This is a sad and tragic loss for Newport Beach, our visitors, and our vibrant character which spans back to our founding over 100 years ago– but moreso, this is illegal. How? Well, on the Jan 13 City Council meeting, we had a majority vote (five) saying that we wanted 60 fire rings. This was confirmed in the infamous Jan 27 meeting, with four of those five confirming that this is precisely what they voted on.
So why was the city staff acting outside of the councils votes? We clearly had a majority rule saying that the council supported 60 woodburning fire rings– this is without dispute. How did it happen that city staff ignored the council’s vote and promoted the “Plan 17” to the California Coastal Commission– countermanding the vote by council? This is a clear violation of basic parliamentary procedure: Staff cannot act contrary to the votes of the council… but in this case, they did.
Much like an illegal search, the vote by the California Coastal Commission is “fruit of a poisonous tree”, and must be discarded, as it was voting on a rogue presentation by city staff that is running contrary to the official council vote.
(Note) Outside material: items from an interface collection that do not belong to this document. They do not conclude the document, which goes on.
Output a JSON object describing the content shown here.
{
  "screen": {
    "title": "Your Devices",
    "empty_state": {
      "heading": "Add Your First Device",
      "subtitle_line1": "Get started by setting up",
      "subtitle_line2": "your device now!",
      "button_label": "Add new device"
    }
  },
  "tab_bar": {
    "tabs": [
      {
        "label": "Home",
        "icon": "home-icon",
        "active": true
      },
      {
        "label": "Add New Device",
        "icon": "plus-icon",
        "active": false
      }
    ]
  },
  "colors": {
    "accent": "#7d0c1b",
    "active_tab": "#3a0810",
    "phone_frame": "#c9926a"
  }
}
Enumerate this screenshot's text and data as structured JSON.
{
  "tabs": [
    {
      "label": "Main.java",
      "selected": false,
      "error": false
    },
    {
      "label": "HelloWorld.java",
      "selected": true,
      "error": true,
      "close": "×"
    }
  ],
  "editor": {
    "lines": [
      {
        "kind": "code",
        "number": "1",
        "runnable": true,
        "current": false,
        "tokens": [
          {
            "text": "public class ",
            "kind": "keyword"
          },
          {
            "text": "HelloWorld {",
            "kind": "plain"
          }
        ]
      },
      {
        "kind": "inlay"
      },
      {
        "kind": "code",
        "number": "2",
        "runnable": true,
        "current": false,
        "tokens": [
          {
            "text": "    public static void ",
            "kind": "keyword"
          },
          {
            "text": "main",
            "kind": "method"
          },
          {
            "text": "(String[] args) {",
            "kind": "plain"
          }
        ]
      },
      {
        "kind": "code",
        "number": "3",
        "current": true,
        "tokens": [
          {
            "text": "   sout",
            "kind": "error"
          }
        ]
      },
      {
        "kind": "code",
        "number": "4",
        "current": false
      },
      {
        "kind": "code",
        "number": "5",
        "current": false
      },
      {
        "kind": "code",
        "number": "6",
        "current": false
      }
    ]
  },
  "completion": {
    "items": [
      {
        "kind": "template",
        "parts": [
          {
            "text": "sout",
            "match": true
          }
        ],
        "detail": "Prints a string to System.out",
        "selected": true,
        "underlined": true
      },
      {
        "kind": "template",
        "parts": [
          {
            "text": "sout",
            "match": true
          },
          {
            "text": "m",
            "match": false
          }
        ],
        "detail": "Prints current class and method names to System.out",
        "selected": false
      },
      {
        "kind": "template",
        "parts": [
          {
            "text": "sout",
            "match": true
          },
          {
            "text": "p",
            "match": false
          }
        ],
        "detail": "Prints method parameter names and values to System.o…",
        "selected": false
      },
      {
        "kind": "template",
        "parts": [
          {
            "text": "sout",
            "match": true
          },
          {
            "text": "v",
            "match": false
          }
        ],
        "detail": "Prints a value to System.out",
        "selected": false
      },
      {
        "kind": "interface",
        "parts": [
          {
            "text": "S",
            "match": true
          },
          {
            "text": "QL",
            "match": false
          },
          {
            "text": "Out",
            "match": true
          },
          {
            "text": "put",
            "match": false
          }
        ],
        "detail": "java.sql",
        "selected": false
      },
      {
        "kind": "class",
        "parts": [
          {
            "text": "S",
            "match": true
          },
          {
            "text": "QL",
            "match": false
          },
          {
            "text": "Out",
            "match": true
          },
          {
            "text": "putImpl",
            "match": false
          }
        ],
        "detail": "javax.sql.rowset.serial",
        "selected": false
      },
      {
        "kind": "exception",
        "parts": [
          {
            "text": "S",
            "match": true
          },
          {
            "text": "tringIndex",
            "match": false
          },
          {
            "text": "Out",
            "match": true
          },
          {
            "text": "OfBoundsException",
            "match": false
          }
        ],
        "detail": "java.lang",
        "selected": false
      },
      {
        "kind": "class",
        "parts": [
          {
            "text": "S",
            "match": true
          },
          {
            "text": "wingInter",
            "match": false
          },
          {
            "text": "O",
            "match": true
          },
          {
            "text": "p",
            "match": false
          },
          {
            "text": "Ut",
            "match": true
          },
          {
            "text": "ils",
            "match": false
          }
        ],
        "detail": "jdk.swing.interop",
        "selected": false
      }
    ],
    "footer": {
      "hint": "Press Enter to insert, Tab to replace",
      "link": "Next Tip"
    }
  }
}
The Jan 13 vote was the last time that the council voted on this item, and therefore the last time that it was available for public comment.
We have a situation here where staff is operating outside of the authority of council. Staff is clearly running the city by itself– not only outside of the authority of council, but contrary to it.
Alternatively, if council made deals behind closed doors on this subject– ignoring their own previous votes and conducting these deals without any sort of public transparency, then we are dealing with an even worse situation.
So which one is it: Do we have a run-away staff which is running the show despite the official council vote, or do we have deals being made without the input of the public, which run contrary to official public votes?
Whichever it is, it clearly violates the basic fundamentals of public debate, trust in governance, and standard legal discourse. The presentation by city staff is therefore the fruit of a poisonous tree and the vote by the Coastal Commission is a product of that very same tree, and must be discarded. If council wants to bring this up for discussion again, vote on it, and send it back to the Coastal Commission LEGALLY, then I encourage the process. However, until it is done– and in that order– the legally binding rule right is the same as it was after the January meeting: We still have 60 wood-burning fire rings.